* _What is needed_
Copy out the entries that follow, exactly as written.

Excerpts from an interface dataset:
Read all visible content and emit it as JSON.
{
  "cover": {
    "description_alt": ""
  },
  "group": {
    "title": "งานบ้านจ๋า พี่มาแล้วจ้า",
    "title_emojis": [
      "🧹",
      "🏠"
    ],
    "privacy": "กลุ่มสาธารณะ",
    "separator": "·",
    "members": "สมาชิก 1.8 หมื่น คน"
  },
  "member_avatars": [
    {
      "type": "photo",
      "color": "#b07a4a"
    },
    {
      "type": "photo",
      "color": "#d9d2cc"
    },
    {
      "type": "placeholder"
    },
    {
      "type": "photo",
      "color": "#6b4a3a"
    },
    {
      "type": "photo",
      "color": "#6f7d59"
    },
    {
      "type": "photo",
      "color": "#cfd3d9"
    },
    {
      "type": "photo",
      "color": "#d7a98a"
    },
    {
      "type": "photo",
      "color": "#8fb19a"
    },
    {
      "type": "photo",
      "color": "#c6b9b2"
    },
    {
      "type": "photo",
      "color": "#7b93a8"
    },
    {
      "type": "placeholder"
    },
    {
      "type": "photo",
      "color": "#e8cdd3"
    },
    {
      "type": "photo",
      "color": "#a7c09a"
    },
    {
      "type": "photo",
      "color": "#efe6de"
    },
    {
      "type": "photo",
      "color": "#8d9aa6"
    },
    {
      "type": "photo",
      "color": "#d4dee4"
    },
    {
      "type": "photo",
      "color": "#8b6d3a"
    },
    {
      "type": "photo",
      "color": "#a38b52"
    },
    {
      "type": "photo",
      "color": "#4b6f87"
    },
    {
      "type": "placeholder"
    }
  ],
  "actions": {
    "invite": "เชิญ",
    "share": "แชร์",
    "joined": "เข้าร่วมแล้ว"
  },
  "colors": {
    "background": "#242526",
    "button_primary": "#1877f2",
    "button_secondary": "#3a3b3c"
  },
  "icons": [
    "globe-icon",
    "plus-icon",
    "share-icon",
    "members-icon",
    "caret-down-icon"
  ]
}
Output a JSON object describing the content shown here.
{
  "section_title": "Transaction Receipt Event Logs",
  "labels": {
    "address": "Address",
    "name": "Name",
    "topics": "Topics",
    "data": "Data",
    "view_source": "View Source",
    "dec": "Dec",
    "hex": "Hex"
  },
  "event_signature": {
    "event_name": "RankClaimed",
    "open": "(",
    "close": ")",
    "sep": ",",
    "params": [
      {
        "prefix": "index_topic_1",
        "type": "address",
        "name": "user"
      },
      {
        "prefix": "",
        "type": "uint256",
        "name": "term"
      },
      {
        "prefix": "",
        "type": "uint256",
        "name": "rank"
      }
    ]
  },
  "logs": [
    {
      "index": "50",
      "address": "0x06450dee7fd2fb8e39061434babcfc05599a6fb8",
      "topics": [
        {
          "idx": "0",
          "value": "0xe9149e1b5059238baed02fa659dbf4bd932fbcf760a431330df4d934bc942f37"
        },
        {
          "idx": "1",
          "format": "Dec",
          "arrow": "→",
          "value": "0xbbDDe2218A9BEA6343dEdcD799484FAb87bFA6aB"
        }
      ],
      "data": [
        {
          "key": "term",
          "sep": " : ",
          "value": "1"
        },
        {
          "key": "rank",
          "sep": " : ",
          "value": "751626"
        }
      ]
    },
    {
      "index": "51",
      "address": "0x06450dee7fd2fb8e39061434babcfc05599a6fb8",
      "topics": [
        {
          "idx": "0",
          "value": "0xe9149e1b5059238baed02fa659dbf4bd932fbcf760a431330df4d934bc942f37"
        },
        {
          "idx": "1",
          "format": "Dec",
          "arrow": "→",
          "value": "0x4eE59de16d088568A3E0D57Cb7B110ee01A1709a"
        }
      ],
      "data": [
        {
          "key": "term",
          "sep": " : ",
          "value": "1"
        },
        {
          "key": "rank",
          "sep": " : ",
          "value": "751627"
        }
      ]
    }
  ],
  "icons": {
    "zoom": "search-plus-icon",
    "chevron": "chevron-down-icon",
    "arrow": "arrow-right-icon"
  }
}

* _Problem solution_
Read all visible content and emit it as JSON.
{
  "cover": {
    "description_alt": ""
  },
  "group": {
    "title": "งานบ้านจ๋า พี่มาแล้วจ้า",
    "title_emojis": [
      "🧹",
      "🏠"
    ],
    "privacy": "กลุ่มสาธารณะ",
    "separator": "·",
    "members": "สมาชิก 1.8 หมื่น คน"
  },
  "member_avatars": [
    {
      "type": "photo",
      "color": "#b07a4a"
    },
    {
      "type": "photo",
      "color": "#d9d2cc"
    },
    {
      "type": "placeholder"
    },
    {
      "type": "photo",
      "color": "#6b4a3a"
    },
    {
      "type": "photo",
      "color": "#6f7d59"
    },
    {
      "type": "photo",
      "color": "#cfd3d9"
    },
    {
      "type": "photo",
      "color": "#d7a98a"
    },
    {
      "type": "photo",
      "color": "#8fb19a"
    },
    {
      "type": "photo",
      "color": "#c6b9b2"
    },
    {
      "type": "photo",
      "color": "#7b93a8"
    },
    {
      "type": "placeholder"
    },
    {
      "type": "photo",
      "color": "#e8cdd3"
    },
    {
      "type": "photo",
      "color": "#a7c09a"
    },
    {
      "type": "photo",
      "color": "#efe6de"
    },
    {
      "type": "photo",
      "color": "#8d9aa6"
    },
    {
      "type": "photo",
      "color": "#d4dee4"
    },
    {
      "type": "photo",
      "color": "#8b6d3a"
    },
    {
      "type": "photo",
      "color": "#a38b52"
    },
    {
      "type": "photo",
      "color": "#4b6f87"
    },
    {
      "type": "placeholder"
    }
  ],
  "actions": {
    "invite": "เชิญ",
    "share": "แชร์",
    "joined": "เข้าร่วมแล้ว"
  },
  "colors": {
    "background": "#242526",
    "button_primary": "#1877f2",
    "button_secondary": "#3a3b3c"
  },
  "icons": [
    "globe-icon",
    "plus-icon",
    "share-icon",
    "members-icon",
    "caret-down-icon"
  ]
}
Output a JSON object describing the content shown here.
{
  "section_title": "Transaction Receipt Event Logs",
  "labels": {
    "address": "Address",
    "name": "Name",
    "topics": "Topics",
    "data": "Data",
    "view_source": "View Source",
    "dec": "Dec",
    "hex": "Hex"
  },
  "event_signature": {
    "event_name": "RankClaimed",
    "open": "(",
    "close": ")",
    "sep": ",",
    "params": [
      {
        "prefix": "index_topic_1",
        "type": "address",
        "name": "user"
      },
      {
        "prefix": "",
        "type": "uint256",
        "name": "term"
      },
      {
        "prefix": "",
        "type": "uint256",
        "name": "rank"
      }
    ]
  },
  "logs": [
    {
      "index": "50",
      "address": "0x06450dee7fd2fb8e39061434babcfc05599a6fb8",
      "topics": [
        {
          "idx": "0",
          "value": "0xe9149e1b5059238baed02fa659dbf4bd932fbcf760a431330df4d934bc942f37"
        },
        {
          "idx": "1",
          "format": "Dec",
          "arrow": "→",
          "value": "0xbbDDe2218A9BEA6343dEdcD799484FAb87bFA6aB"
        }
      ],
      "data": [
        {
          "key": "term",
          "sep": " : ",
          "value": "1"
        },
        {
          "key": "rank",
          "sep": " : ",
          "value": "751626"
        }
      ]
    },
    {
      "index": "51",
      "address": "0x06450dee7fd2fb8e39061434babcfc05599a6fb8",
      "topics": [
        {
          "idx": "0",
          "value": "0xe9149e1b5059238baed02fa659dbf4bd932fbcf760a431330df4d934bc942f37"
        },
        {
          "idx": "1",
          "format": "Dec",
          "arrow": "→",
          "value": "0x4eE59de16d088568A3E0D57Cb7B110ee01A1709a"
        }
      ],
      "data": [
        {
          "key": "term",
          "sep": " : ",
          "value": "1"
        },
        {
          "key": "rank",
          "sep": " : ",
          "value": "751627"
        }
      ]
    }
  ],
  "icons": {
    "zoom": "search-plus-icon",
    "chevron": "chevron-down-icon",
    "arrow": "arrow-right-icon"
  }
}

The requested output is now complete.